▸ **What you are asked to do**
Give all the records again, with no alterations.

[Dataset rows for apps and sites]
· · · · ·

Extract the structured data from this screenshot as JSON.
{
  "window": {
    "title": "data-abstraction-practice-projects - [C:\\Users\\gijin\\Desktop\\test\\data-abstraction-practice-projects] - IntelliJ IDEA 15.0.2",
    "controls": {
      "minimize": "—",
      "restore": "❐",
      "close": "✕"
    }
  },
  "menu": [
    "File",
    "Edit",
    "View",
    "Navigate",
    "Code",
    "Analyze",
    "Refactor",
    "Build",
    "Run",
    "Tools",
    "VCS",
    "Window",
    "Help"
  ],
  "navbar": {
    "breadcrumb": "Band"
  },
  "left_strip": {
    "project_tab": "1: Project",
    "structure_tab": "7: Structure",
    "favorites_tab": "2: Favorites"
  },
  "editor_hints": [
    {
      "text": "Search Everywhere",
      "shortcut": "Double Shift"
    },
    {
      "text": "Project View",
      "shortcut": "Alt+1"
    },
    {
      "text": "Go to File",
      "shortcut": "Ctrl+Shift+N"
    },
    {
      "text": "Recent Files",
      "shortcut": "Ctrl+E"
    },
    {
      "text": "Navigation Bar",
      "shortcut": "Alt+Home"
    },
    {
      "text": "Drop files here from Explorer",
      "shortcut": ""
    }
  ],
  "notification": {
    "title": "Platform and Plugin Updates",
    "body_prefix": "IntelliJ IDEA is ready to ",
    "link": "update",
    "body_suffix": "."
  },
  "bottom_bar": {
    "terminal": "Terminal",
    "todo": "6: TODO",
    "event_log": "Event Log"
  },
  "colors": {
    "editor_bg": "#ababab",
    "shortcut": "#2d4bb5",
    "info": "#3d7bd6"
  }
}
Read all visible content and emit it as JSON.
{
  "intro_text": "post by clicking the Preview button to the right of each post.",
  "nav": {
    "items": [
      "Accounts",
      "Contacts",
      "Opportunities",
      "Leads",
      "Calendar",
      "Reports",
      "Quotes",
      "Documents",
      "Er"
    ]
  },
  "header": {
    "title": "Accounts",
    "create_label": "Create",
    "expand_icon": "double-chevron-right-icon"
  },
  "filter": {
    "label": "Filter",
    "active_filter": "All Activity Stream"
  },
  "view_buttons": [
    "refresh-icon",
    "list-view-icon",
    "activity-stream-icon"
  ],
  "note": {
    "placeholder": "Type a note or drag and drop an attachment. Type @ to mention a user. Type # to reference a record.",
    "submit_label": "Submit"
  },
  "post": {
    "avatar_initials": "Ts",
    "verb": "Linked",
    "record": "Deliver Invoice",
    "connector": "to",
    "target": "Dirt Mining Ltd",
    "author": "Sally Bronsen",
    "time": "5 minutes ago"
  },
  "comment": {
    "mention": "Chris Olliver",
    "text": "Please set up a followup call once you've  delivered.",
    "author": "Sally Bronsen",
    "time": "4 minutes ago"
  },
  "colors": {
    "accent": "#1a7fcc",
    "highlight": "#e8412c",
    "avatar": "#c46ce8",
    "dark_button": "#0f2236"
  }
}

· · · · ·

▸ **Answer to this exercise**
Extract the structured data from this screenshot as JSON.
{
  "window": {
    "title": "data-abstraction-practice-projects - [C:\\Users\\gijin\\Desktop\\test\\data-abstraction-practice-projects] - IntelliJ IDEA 15.0.2",
    "controls": {
      "minimize": "—",
      "restore": "❐",
      "close": "✕"
    }
  },
  "menu": [
    "File",
    "Edit",
    "View",
    "Navigate",
    "Code",
    "Analyze",
    "Refactor",
    "Build",
    "Run",
    "Tools",
    "VCS",
    "Window",
    "Help"
  ],
  "navbar": {
    "breadcrumb": "Band"
  },
  "left_strip": {
    "project_tab": "1: Project",
    "structure_tab": "7: Structure",
    "favorites_tab": "2: Favorites"
  },
  "editor_hints": [
    {
      "text": "Search Everywhere",
      "shortcut": "Double Shift"
    },
    {
      "text": "Project View",
      "shortcut": "Alt+1"
    },
    {
      "text": "Go to File",
      "shortcut": "Ctrl+Shift+N"
    },
    {
      "text": "Recent Files",
      "shortcut": "Ctrl+E"
    },
    {
      "text": "Navigation Bar",
      "shortcut": "Alt+Home"
    },
    {
      "text": "Drop files here from Explorer",
      "shortcut": ""
    }
  ],
  "notification": {
    "title": "Platform and Plugin Updates",
    "body_prefix": "IntelliJ IDEA is ready to ",
    "link": "update",
    "body_suffix": "."
  },
  "bottom_bar": {
    "terminal": "Terminal",
    "todo": "6: TODO",
    "event_log": "Event Log"
  },
  "colors": {
    "editor_bg": "#ababab",
    "shortcut": "#2d4bb5",
    "info": "#3d7bd6"
  }
}
Read all visible content and emit it as JSON.
{
  "intro_text": "post by clicking the Preview button to the right of each post.",
  "nav": {
    "items": [
      "Accounts",
      "Contacts",
      "Opportunities",
      "Leads",
      "Calendar",
      "Reports",
      "Quotes",
      "Documents",
      "Er"
    ]
  },
  "header": {
    "title": "Accounts",
    "create_label": "Create",
    "expand_icon": "double-chevron-right-icon"
  },
  "filter": {
    "label": "Filter",
    "active_filter": "All Activity Stream"
  },
  "view_buttons": [
    "refresh-icon",
    "list-view-icon",
    "activity-stream-icon"
  ],
  "note": {
    "placeholder": "Type a note or drag and drop an attachment. Type @ to mention a user. Type # to reference a record.",
    "submit_label": "Submit"
  },
  "post": {
    "avatar_initials": "Ts",
    "verb": "Linked",
    "record": "Deliver Invoice",
    "connector": "to",
    "target": "Dirt Mining Ltd",
    "author": "Sally Bronsen",
    "time": "5 minutes ago"
  },
  "comment": {
    "mention": "Chris Olliver",
    "text": "Please set up a followup call once you've  delivered.",
    "author": "Sally Bronsen",
    "time": "4 minutes ago"
  },
  "colors": {
    "accent": "#1a7fcc",
    "highlight": "#e8412c",
    "avatar": "#c46ce8",
    "dark_button": "#0f2236"
  }
}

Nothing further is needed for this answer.